- [Required action]:
A faithful repeat of all the records, with no image kept, is the required answer.

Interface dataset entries
▽

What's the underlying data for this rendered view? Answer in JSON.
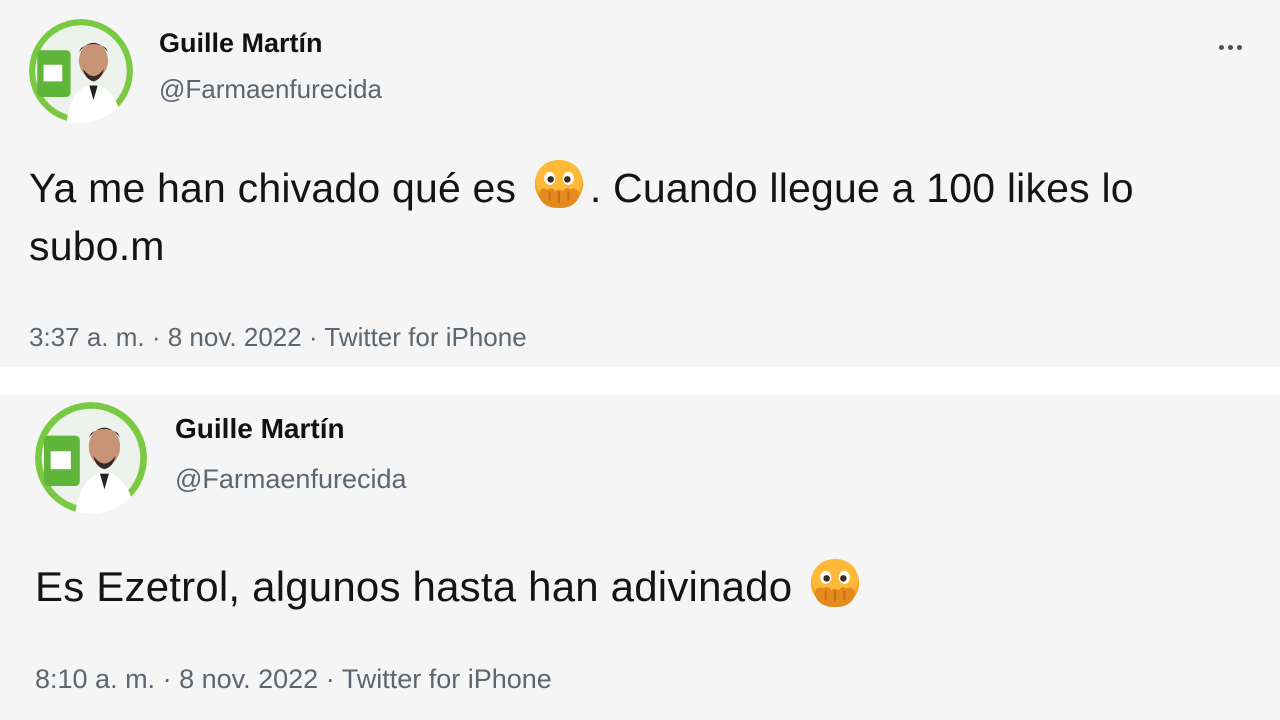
{
  "tweets": [
    {
      "author": {
        "display_name": "Guille Martín",
        "handle": "@Farmaenfurecida",
        "avatar_icon": "profile-photo"
      },
      "more_icon": "more-horizontal-icon",
      "text_before_emoji": "Ya me han chivado qué es ",
      "emoji": "face-with-open-eyes-and-hand-over-mouth",
      "text_after_emoji": ". Cuando llegue a 100 likes lo subo.m",
      "time": "3:37 a. m.",
      "date": "8 nov. 2022",
      "source": "Twitter for iPhone",
      "separator": " · "
    },
    {
      "author": {
        "display_name": "Guille Martín",
        "handle": "@Farmaenfurecida",
        "avatar_icon": "profile-photo"
      },
      "text_before_emoji": "Es Ezetrol, algunos hasta han adivinado ",
      "emoji": "face-with-open-eyes-and-hand-over-mouth",
      "text_after_emoji": "",
      "time": "8:10 a. m.",
      "date": "8 nov. 2022",
      "source": "Twitter for iPhone",
      "separator": " · "
    }
  ],
  "colors": {
    "card_background": "#f5f5f5",
    "page_background": "#ffffff",
    "text": "#141414",
    "secondary_text": "#5b6670",
    "avatar_ring": "#7ac943",
    "emoji": "#f5a623"
  }
}
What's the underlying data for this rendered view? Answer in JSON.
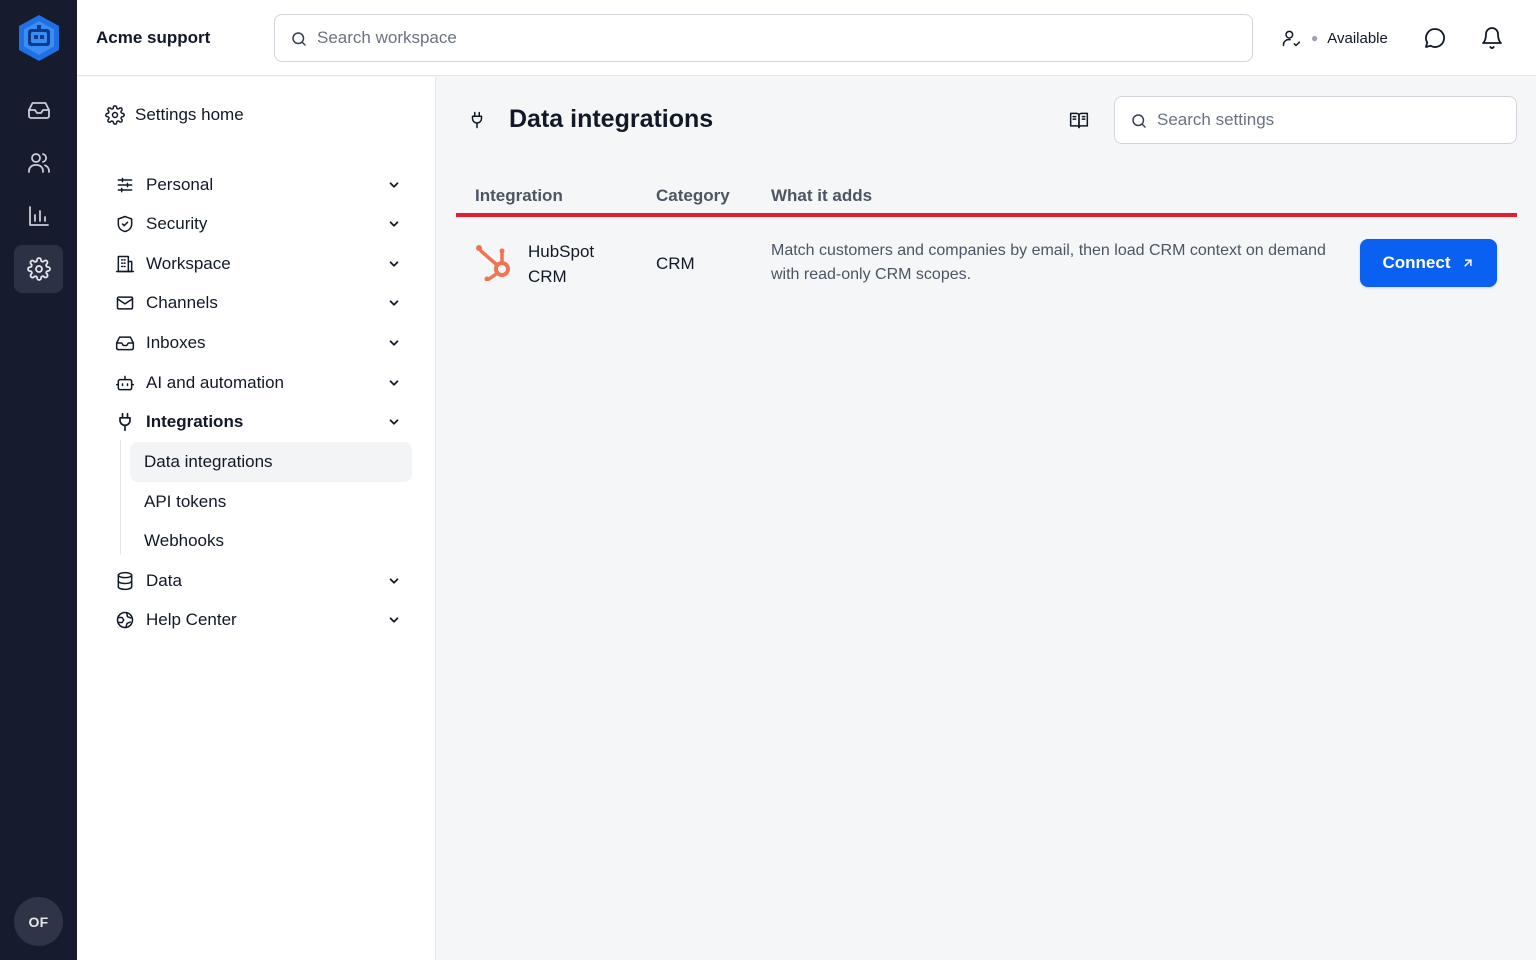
{
  "rail": {
    "avatar_initials": "OF",
    "items": [
      {
        "icon": "inbox-icon"
      },
      {
        "icon": "users-icon"
      },
      {
        "icon": "bar-chart-icon"
      },
      {
        "icon": "gear-icon",
        "active": true
      }
    ]
  },
  "topbar": {
    "workspace_name": "Acme support",
    "search_placeholder": "Search workspace",
    "status_label": "Available"
  },
  "nav": {
    "home_label": "Settings home",
    "items": [
      {
        "label": "Personal",
        "icon": "sliders-icon"
      },
      {
        "label": "Security",
        "icon": "shield-icon"
      },
      {
        "label": "Workspace",
        "icon": "building-icon"
      },
      {
        "label": "Channels",
        "icon": "envelope-icon"
      },
      {
        "label": "Inboxes",
        "icon": "inbox-icon"
      },
      {
        "label": "AI and automation",
        "icon": "bot-icon"
      },
      {
        "label": "Integrations",
        "icon": "plug-icon",
        "expanded": true
      },
      {
        "label": "Data",
        "icon": "database-icon"
      },
      {
        "label": "Help Center",
        "icon": "globe-icon"
      }
    ],
    "sub_items": [
      {
        "label": "Data integrations",
        "active": true
      },
      {
        "label": "API tokens"
      },
      {
        "label": "Webhooks"
      }
    ]
  },
  "main": {
    "title": "Data integrations",
    "search_placeholder": "Search settings",
    "columns": [
      "Integration",
      "Category",
      "What it adds"
    ],
    "rows": [
      {
        "integration": "HubSpot CRM",
        "category": "CRM",
        "description": "Match customers and companies by email, then load CRM context on demand with read-only CRM scopes.",
        "action_label": "Connect"
      }
    ]
  },
  "colors": {
    "rail_bg": "#171b2e",
    "accent": "#0a60f0",
    "hubspot": "#f0744f",
    "header_rule": "#e11d2e"
  }
}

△

- [Written reply]:
What's the underlying data for this rendered view? Answer in JSON.
{
  "tweets": [
    {
      "author": {
        "display_name": "Guille Martín",
        "handle": "@Farmaenfurecida",
        "avatar_icon": "profile-photo"
      },
      "more_icon": "more-horizontal-icon",
      "text_before_emoji": "Ya me han chivado qué es ",
      "emoji": "face-with-open-eyes-and-hand-over-mouth",
      "text_after_emoji": ". Cuando llegue a 100 likes lo subo.m",
      "time": "3:37 a. m.",
      "date": "8 nov. 2022",
      "source": "Twitter for iPhone",
      "separator": " · "
    },
    {
      "author": {
        "display_name": "Guille Martín",
        "handle": "@Farmaenfurecida",
        "avatar_icon": "profile-photo"
      },
      "text_before_emoji": "Es Ezetrol, algunos hasta han adivinado ",
      "emoji": "face-with-open-eyes-and-hand-over-mouth",
      "text_after_emoji": "",
      "time": "8:10 a. m.",
      "date": "8 nov. 2022",
      "source": "Twitter for iPhone",
      "separator": " · "
    }
  ],
  "colors": {
    "card_background": "#f5f5f5",
    "page_background": "#ffffff",
    "text": "#141414",
    "secondary_text": "#5b6670",
    "avatar_ring": "#7ac943",
    "emoji": "#f5a623"
  }
}
What's the underlying data for this rendered view? Answer in JSON.
{
  "rail": {
    "avatar_initials": "OF",
    "items": [
      {
        "icon": "inbox-icon"
      },
      {
        "icon": "users-icon"
      },
      {
        "icon": "bar-chart-icon"
      },
      {
        "icon": "gear-icon",
        "active": true
      }
    ]
  },
  "topbar": {
    "workspace_name": "Acme support",
    "search_placeholder": "Search workspace",
    "status_label": "Available"
  },
  "nav": {
    "home_label": "Settings home",
    "items": [
      {
        "label": "Personal",
        "icon": "sliders-icon"
      },
      {
        "label": "Security",
        "icon": "shield-icon"
      },
      {
        "label": "Workspace",
        "icon": "building-icon"
      },
      {
        "label": "Channels",
        "icon": "envelope-icon"
      },
      {
        "label": "Inboxes",
        "icon": "inbox-icon"
      },
      {
        "label": "AI and automation",
        "icon": "bot-icon"
      },
      {
        "label": "Integrations",
        "icon": "plug-icon",
        "expanded": true
      },
      {
        "label": "Data",
        "icon": "database-icon"
      },
      {
        "label": "Help Center",
        "icon": "globe-icon"
      }
    ],
    "sub_items": [
      {
        "label": "Data integrations",
        "active": true
      },
      {
        "label": "API tokens"
      },
      {
        "label": "Webhooks"
      }
    ]
  },
  "main": {
    "title": "Data integrations",
    "search_placeholder": "Search settings",
    "columns": [
      "Integration",
      "Category",
      "What it adds"
    ],
    "rows": [
      {
        "integration": "HubSpot CRM",
        "category": "CRM",
        "description": "Match customers and companies by email, then load CRM context on demand with read-only CRM scopes.",
        "action_label": "Connect"
      }
    ]
  },
  "colors": {
    "rail_bg": "#171b2e",
    "accent": "#0a60f0",
    "hubspot": "#f0744f",
    "header_rule": "#e11d2e"
  }
}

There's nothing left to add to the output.